It may be not new for the community so I believe I will get a quick response on my query.
It is know that for some CDW systems, say some TMDs the phonon softening can be removed by using a large smearing value.
I have seen many papers using degauss=0.02 and with that value, there is an acoustic branch which softens which indicates CDW instability in the system. Could someone explain

Why the instability disappears with large smearing value? Is there a direct relation between CDW and smearing?

Does phonon-softening always represent CDW instability or this is specific to some TMDs?

What is safe value of degauss that someone could use?

Does the smearing value affect the superconducting properties, say Tc and SC gap?

Hoping for a quick reply. Don't need to answer all of them. Anyone could answer any of the questions.
Thank you
Shubham

Except for the last question, I will answer the questions quickly as they are less relevant to EPW.

Q: Why the instability disappears with large smearing value? Is there a direct relation between CDW and smearing?
A: To account for instability stemming from CDW in calculations, reproducing the Fermi surface with high resolution might be necessary. Although the smearing mentioned here is different from smearing in momentum space, applying energy smearing could result in the loss of crucial information, such as the Fermi surface's shape. Some studies suggest a connection between CDW and the nesting of the Fermi surface, though this remains a topic open to debate.

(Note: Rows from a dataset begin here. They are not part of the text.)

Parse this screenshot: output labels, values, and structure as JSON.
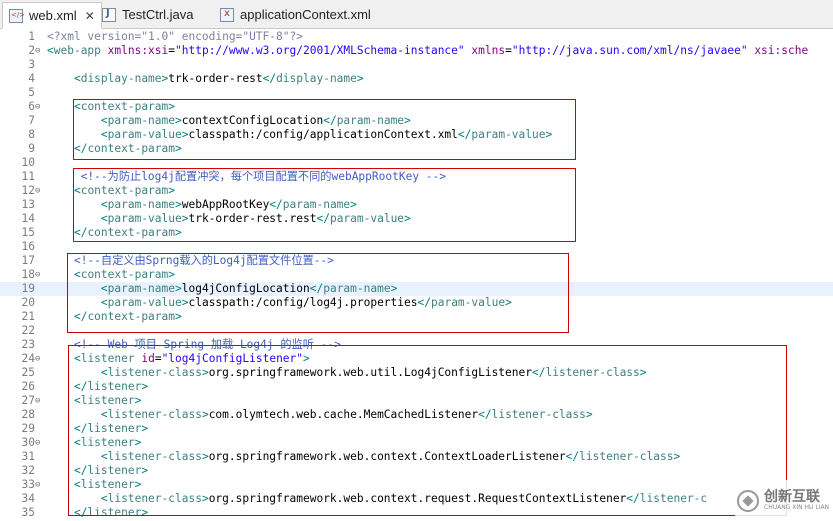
{
  "tabs": [
    {
      "label": "web.xml",
      "icon": "xml-file-icon",
      "active": true,
      "close": "✕"
    },
    {
      "label": "TestCtrl.java",
      "icon": "java-file-icon",
      "active": false
    },
    {
      "label": "applicationContext.xml",
      "icon": "xml-file-icon",
      "active": false
    }
  ],
  "editor": {
    "highlighted_line": 19,
    "lines": [
      {
        "n": "1",
        "fold": "",
        "tokens": [
          [
            "p",
            "<?xml version=\"1.0\" encoding=\"UTF-8\"?>"
          ]
        ]
      },
      {
        "n": "2",
        "fold": "⊖",
        "tokens": [
          [
            "b",
            "<"
          ],
          [
            "t",
            "web-app "
          ],
          [
            "a",
            "xmlns:xsi"
          ],
          [
            "tx",
            "="
          ],
          [
            "v",
            "\"http://www.w3.org/2001/XMLSchema-instance\" "
          ],
          [
            "a",
            "xmlns"
          ],
          [
            "tx",
            "="
          ],
          [
            "v",
            "\"http://java.sun.com/xml/ns/javaee\" "
          ],
          [
            "a",
            "xsi:sche"
          ]
        ]
      },
      {
        "n": "3",
        "fold": "",
        "tokens": []
      },
      {
        "n": "4",
        "fold": "",
        "tokens": [
          [
            "tx",
            "    "
          ],
          [
            "b",
            "<"
          ],
          [
            "t",
            "display-name"
          ],
          [
            "b",
            ">"
          ],
          [
            "tx",
            "trk-order-rest"
          ],
          [
            "b",
            "</"
          ],
          [
            "t",
            "display-name"
          ],
          [
            "b",
            ">"
          ]
        ]
      },
      {
        "n": "5",
        "fold": "",
        "tokens": []
      },
      {
        "n": "6",
        "fold": "⊖",
        "tokens": [
          [
            "tx",
            "    "
          ],
          [
            "b",
            "<"
          ],
          [
            "t",
            "context-param"
          ],
          [
            "b",
            ">"
          ]
        ]
      },
      {
        "n": "7",
        "fold": "",
        "tokens": [
          [
            "tx",
            "        "
          ],
          [
            "b",
            "<"
          ],
          [
            "t",
            "param-name"
          ],
          [
            "b",
            ">"
          ],
          [
            "tx",
            "contextConfigLocation"
          ],
          [
            "b",
            "</"
          ],
          [
            "t",
            "param-name"
          ],
          [
            "b",
            ">"
          ]
        ]
      },
      {
        "n": "8",
        "fold": "",
        "tokens": [
          [
            "tx",
            "        "
          ],
          [
            "b",
            "<"
          ],
          [
            "t",
            "param-value"
          ],
          [
            "b",
            ">"
          ],
          [
            "tx",
            "classpath:/config/applicationContext.xml"
          ],
          [
            "b",
            "</"
          ],
          [
            "t",
            "param-value"
          ],
          [
            "b",
            ">"
          ]
        ]
      },
      {
        "n": "9",
        "fold": "",
        "tokens": [
          [
            "tx",
            "    "
          ],
          [
            "b",
            "</"
          ],
          [
            "t",
            "context-param"
          ],
          [
            "b",
            ">"
          ]
        ]
      },
      {
        "n": "10",
        "fold": "",
        "tokens": []
      },
      {
        "n": "11",
        "fold": "",
        "tokens": [
          [
            "tx",
            "     "
          ],
          [
            "c",
            "<!--为防止log4j配置冲突，每个项目配置不同的webAppRootKey -->"
          ]
        ]
      },
      {
        "n": "12",
        "fold": "⊖",
        "tokens": [
          [
            "tx",
            "    "
          ],
          [
            "b",
            "<"
          ],
          [
            "t",
            "context-param"
          ],
          [
            "b",
            ">"
          ]
        ]
      },
      {
        "n": "13",
        "fold": "",
        "tokens": [
          [
            "tx",
            "        "
          ],
          [
            "b",
            "<"
          ],
          [
            "t",
            "param-name"
          ],
          [
            "b",
            ">"
          ],
          [
            "tx",
            "webAppRootKey"
          ],
          [
            "b",
            "</"
          ],
          [
            "t",
            "param-name"
          ],
          [
            "b",
            ">"
          ]
        ]
      },
      {
        "n": "14",
        "fold": "",
        "tokens": [
          [
            "tx",
            "        "
          ],
          [
            "b",
            "<"
          ],
          [
            "t",
            "param-value"
          ],
          [
            "b",
            ">"
          ],
          [
            "tx",
            "trk-order-rest.rest"
          ],
          [
            "b",
            "</"
          ],
          [
            "t",
            "param-value"
          ],
          [
            "b",
            ">"
          ]
        ]
      },
      {
        "n": "15",
        "fold": "",
        "tokens": [
          [
            "tx",
            "    "
          ],
          [
            "b",
            "</"
          ],
          [
            "t",
            "context-param"
          ],
          [
            "b",
            ">"
          ]
        ]
      },
      {
        "n": "16",
        "fold": "",
        "tokens": []
      },
      {
        "n": "17",
        "fold": "",
        "tokens": [
          [
            "tx",
            "    "
          ],
          [
            "c",
            "<!--自定义由Sprng载入的Log4j配置文件位置-->"
          ]
        ]
      },
      {
        "n": "18",
        "fold": "⊖",
        "tokens": [
          [
            "tx",
            "    "
          ],
          [
            "b",
            "<"
          ],
          [
            "t",
            "context-param"
          ],
          [
            "b",
            ">"
          ]
        ]
      },
      {
        "n": "19",
        "fold": "",
        "tokens": [
          [
            "tx",
            "        "
          ],
          [
            "b",
            "<"
          ],
          [
            "t",
            "param-name"
          ],
          [
            "b",
            ">"
          ],
          [
            "tx",
            "log4jConfigLocation"
          ],
          [
            "b",
            "</"
          ],
          [
            "t",
            "param-name"
          ],
          [
            "b",
            ">"
          ]
        ]
      },
      {
        "n": "20",
        "fold": "",
        "tokens": [
          [
            "tx",
            "        "
          ],
          [
            "b",
            "<"
          ],
          [
            "t",
            "param-value"
          ],
          [
            "b",
            ">"
          ],
          [
            "tx",
            "classpath:/config/log4j.properties"
          ],
          [
            "b",
            "</"
          ],
          [
            "t",
            "param-value"
          ],
          [
            "b",
            ">"
          ]
        ]
      },
      {
        "n": "21",
        "fold": "",
        "tokens": [
          [
            "tx",
            "    "
          ],
          [
            "b",
            "</"
          ],
          [
            "t",
            "context-param"
          ],
          [
            "b",
            ">"
          ]
        ]
      },
      {
        "n": "22",
        "fold": "",
        "tokens": []
      },
      {
        "n": "23",
        "fold": "",
        "tokens": [
          [
            "tx",
            "    "
          ],
          [
            "c",
            "<!-- Web 项目 Spring 加载 Log4j 的监听 -->"
          ]
        ]
      },
      {
        "n": "24",
        "fold": "⊖",
        "tokens": [
          [
            "tx",
            "    "
          ],
          [
            "b",
            "<"
          ],
          [
            "t",
            "listener "
          ],
          [
            "a",
            "id"
          ],
          [
            "tx",
            "="
          ],
          [
            "v",
            "\"log4jConfigListener\""
          ],
          [
            "b",
            ">"
          ]
        ]
      },
      {
        "n": "25",
        "fold": "",
        "tokens": [
          [
            "tx",
            "        "
          ],
          [
            "b",
            "<"
          ],
          [
            "t",
            "listener-class"
          ],
          [
            "b",
            ">"
          ],
          [
            "tx",
            "org.springframework.web.util.Log4jConfigListener"
          ],
          [
            "b",
            "</"
          ],
          [
            "t",
            "listener-class"
          ],
          [
            "b",
            ">"
          ]
        ]
      },
      {
        "n": "26",
        "fold": "",
        "tokens": [
          [
            "tx",
            "    "
          ],
          [
            "b",
            "</"
          ],
          [
            "t",
            "listener"
          ],
          [
            "b",
            ">"
          ]
        ]
      },
      {
        "n": "27",
        "fold": "⊖",
        "tokens": [
          [
            "tx",
            "    "
          ],
          [
            "b",
            "<"
          ],
          [
            "t",
            "listener"
          ],
          [
            "b",
            ">"
          ]
        ]
      },
      {
        "n": "28",
        "fold": "",
        "tokens": [
          [
            "tx",
            "        "
          ],
          [
            "b",
            "<"
          ],
          [
            "t",
            "listener-class"
          ],
          [
            "b",
            ">"
          ],
          [
            "tx",
            "com.olymtech.web.cache.MemCachedListener"
          ],
          [
            "b",
            "</"
          ],
          [
            "t",
            "listener-class"
          ],
          [
            "b",
            ">"
          ]
        ]
      },
      {
        "n": "29",
        "fold": "",
        "tokens": [
          [
            "tx",
            "    "
          ],
          [
            "b",
            "</"
          ],
          [
            "t",
            "listener"
          ],
          [
            "b",
            ">"
          ]
        ]
      },
      {
        "n": "30",
        "fold": "⊖",
        "tokens": [
          [
            "tx",
            "    "
          ],
          [
            "b",
            "<"
          ],
          [
            "t",
            "listener"
          ],
          [
            "b",
            ">"
          ]
        ]
      },
      {
        "n": "31",
        "fold": "",
        "tokens": [
          [
            "tx",
            "        "
          ],
          [
            "b",
            "<"
          ],
          [
            "t",
            "listener-class"
          ],
          [
            "b",
            ">"
          ],
          [
            "tx",
            "org.springframework.web.context.ContextLoaderListener"
          ],
          [
            "b",
            "</"
          ],
          [
            "t",
            "listener-class"
          ],
          [
            "b",
            ">"
          ]
        ]
      },
      {
        "n": "32",
        "fold": "",
        "tokens": [
          [
            "tx",
            "    "
          ],
          [
            "b",
            "</"
          ],
          [
            "t",
            "listener"
          ],
          [
            "b",
            ">"
          ]
        ]
      },
      {
        "n": "33",
        "fold": "⊖",
        "tokens": [
          [
            "tx",
            "    "
          ],
          [
            "b",
            "<"
          ],
          [
            "t",
            "listener"
          ],
          [
            "b",
            ">"
          ]
        ]
      },
      {
        "n": "34",
        "fold": "",
        "tokens": [
          [
            "tx",
            "        "
          ],
          [
            "b",
            "<"
          ],
          [
            "t",
            "listener-class"
          ],
          [
            "b",
            ">"
          ],
          [
            "tx",
            "org.springframework.web.context.request.RequestContextListener"
          ],
          [
            "b",
            "</"
          ],
          [
            "t",
            "listener-c"
          ]
        ]
      },
      {
        "n": "35",
        "fold": "",
        "tokens": [
          [
            "tx",
            "    "
          ],
          [
            "b",
            "</"
          ],
          [
            "t",
            "listener"
          ],
          [
            "b",
            ">"
          ]
        ]
      }
    ]
  },
  "watermark": {
    "cn": "创新互联",
    "en": "CHUANG XIN HU LIAN",
    "icon": "brand-logo-icon"
  }
}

Nevertheless, there's a possibility for conditions to inadvertently eliminate instability. It's crucial not to neglect ensuring reliable computational results through convergence tests. The threshold for convergence testing varies depending on what you want to calculate lastly. If softening occurs, there may also be a need to calculate phonon frequencies during the testing phase.

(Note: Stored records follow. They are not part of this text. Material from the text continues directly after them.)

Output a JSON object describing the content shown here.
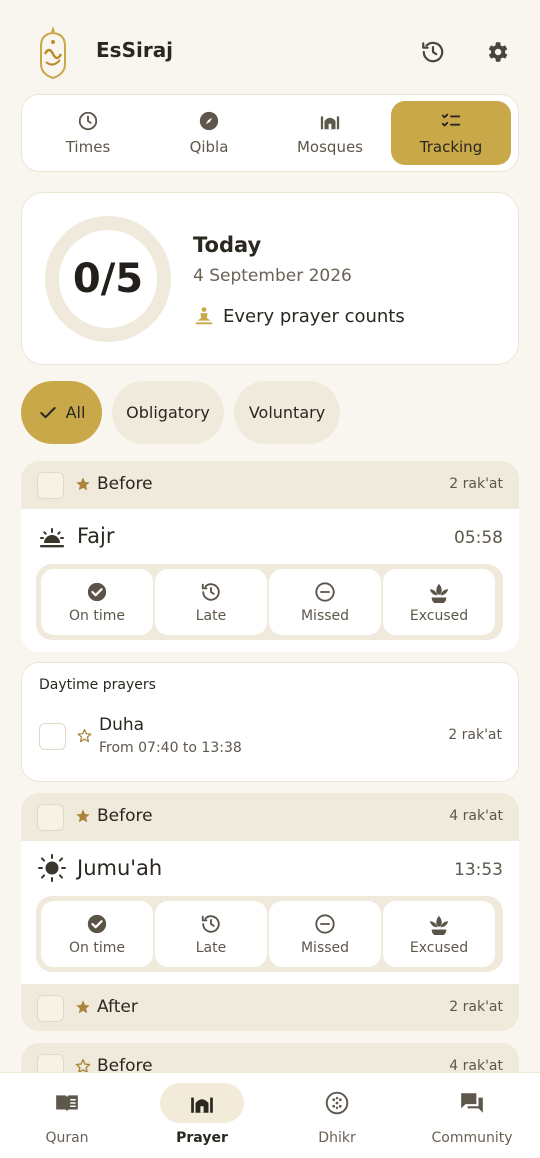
{
  "app": {
    "title": "EsSiraj"
  },
  "header": {
    "history_icon": "history-icon",
    "settings_icon": "gear-icon"
  },
  "top_tabs": [
    {
      "label": "Times",
      "icon": "clock-icon",
      "active": false
    },
    {
      "label": "Qibla",
      "icon": "compass-icon",
      "active": false
    },
    {
      "label": "Mosques",
      "icon": "mosque-icon",
      "active": false
    },
    {
      "label": "Tracking",
      "icon": "checklist-icon",
      "active": true
    }
  ],
  "summary": {
    "progress": "0/5",
    "completed": 0,
    "total": 5,
    "title": "Today",
    "date": "4 September 2026",
    "motto": "Every prayer counts"
  },
  "filters": [
    {
      "label": "All",
      "active": true
    },
    {
      "label": "Obligatory",
      "active": false
    },
    {
      "label": "Voluntary",
      "active": false
    }
  ],
  "status_labels": {
    "on_time": "On time",
    "late": "Late",
    "missed": "Missed",
    "excused": "Excused"
  },
  "prayers": {
    "fajr": {
      "before": {
        "label": "Before",
        "rakat": "2 rak'at"
      },
      "name": "Fajr",
      "time": "05:58"
    },
    "jumuah": {
      "before": {
        "label": "Before",
        "rakat": "4 rak'at"
      },
      "name": "Jumu'ah",
      "time": "13:53",
      "after": {
        "label": "After",
        "rakat": "2 rak'at"
      },
      "next": {
        "label": "Before",
        "rakat": "4 rak'at"
      }
    }
  },
  "daytime": {
    "title": "Daytime prayers",
    "name": "Duha",
    "range": "From 07:40 to 13:38",
    "rakat": "2 rak'at"
  },
  "bottom_nav": [
    {
      "label": "Quran",
      "icon": "book-icon",
      "active": false
    },
    {
      "label": "Prayer",
      "icon": "mosque-icon",
      "active": true
    },
    {
      "label": "Dhikr",
      "icon": "beads-icon",
      "active": false
    },
    {
      "label": "Community",
      "icon": "chat-icon",
      "active": false
    }
  ],
  "colors": {
    "accent": "#c9a84a",
    "background": "#f9f6ef",
    "muted": "#efeadb"
  }
}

Q: Does phonon-softening always represent CDW instability or this is specific to some TMDs?
A: No. The cause of phonon instability may be other than CDW instability.

Q: What is safe value of degauss that someone could use?
A: All input parameters vary depending on what you want to calculate lastly, so there are no such things as 'safe' values. For instance, if you want to describe phenomena that occur only at low temperatures, you will often need a high-resolution momentum sampling. It's necessary to set appropriate smearing for each momentum sampling. Generally, the higher the resolution of the momentum sampling, the lower the required smearing value.

Q: Does the smearing value affect the superconducting properties, say Tc and SC gap?
A: Yes, it can affect the superconducting properties. It's possible that phonon frequencies with strong electron-phonon interactions are sensitive to the smearing value. In such cases, it's necessary to carefully verify convergence.

Thank you so much for the detailed explanation. I would like to mention that my ultimate goal is to calculate Tc. And I checked with different smearing values (degauss) in QE calculations (phonon calculations) results into different Tc in NbSe2. I think this is because there is phonon-softening and there are imaginary frequencies present in the phonon spectra for this particular system. So, I want to know how one could say that we use a larger smearing value, avoid the phonon smearing, and calculate the Tc. Is that a correct practice? This practice has been used in the following Refs.:
1. PHYSICAL REVIEW B 99, 161119(R) (2019),
2. S. Das et al. https://doi.org/10.1038/s41524-023-01017-4

I want to know for this particular example (NbSe2) only. Is increasing degauss is the correct approach to evaluate appropriate Tc?

When conducting DFT calculations, the fundamental premise, in my opinion, is to model electronic systems at absolute zero temperature since DFT is primarily a formalism for describing the ground state. If you adhere to this principle, smearing should be regarded as a parameter associated with convergence. However, in certain scenarios, such as when attempting to simulate systems at elevated electron temperatures, one may opt for the Fermi-Dirac occupation function for smearing. Analogously, if you accept that using a large smearing artificially simulates the occupation at a non-zero temperature, using it to eliminate imaginary modes may seem reasonable. Nonetheless, you should clearly understand that the disappearance of imaginary modes stems from a different logic than finite-temperature phonon calculations that take into account anharmonic effects, which are actively developed nowadays.

Personally, I have not utilized the Fermi-Dirac distribution function for smearing in pw.x for phonon calculations. While I can appreciate its use as an approximation, I don't regard it as a generally applicable approach. It's just a practical workaround for CDW. If you choose to employ a large smearing to eliminate imaginary modes in TiSe2, please do so at your own discretion and risk. Particularly when writing a paper, it might be necessary to justify the obtained results by comparing them with the results published in previous studies.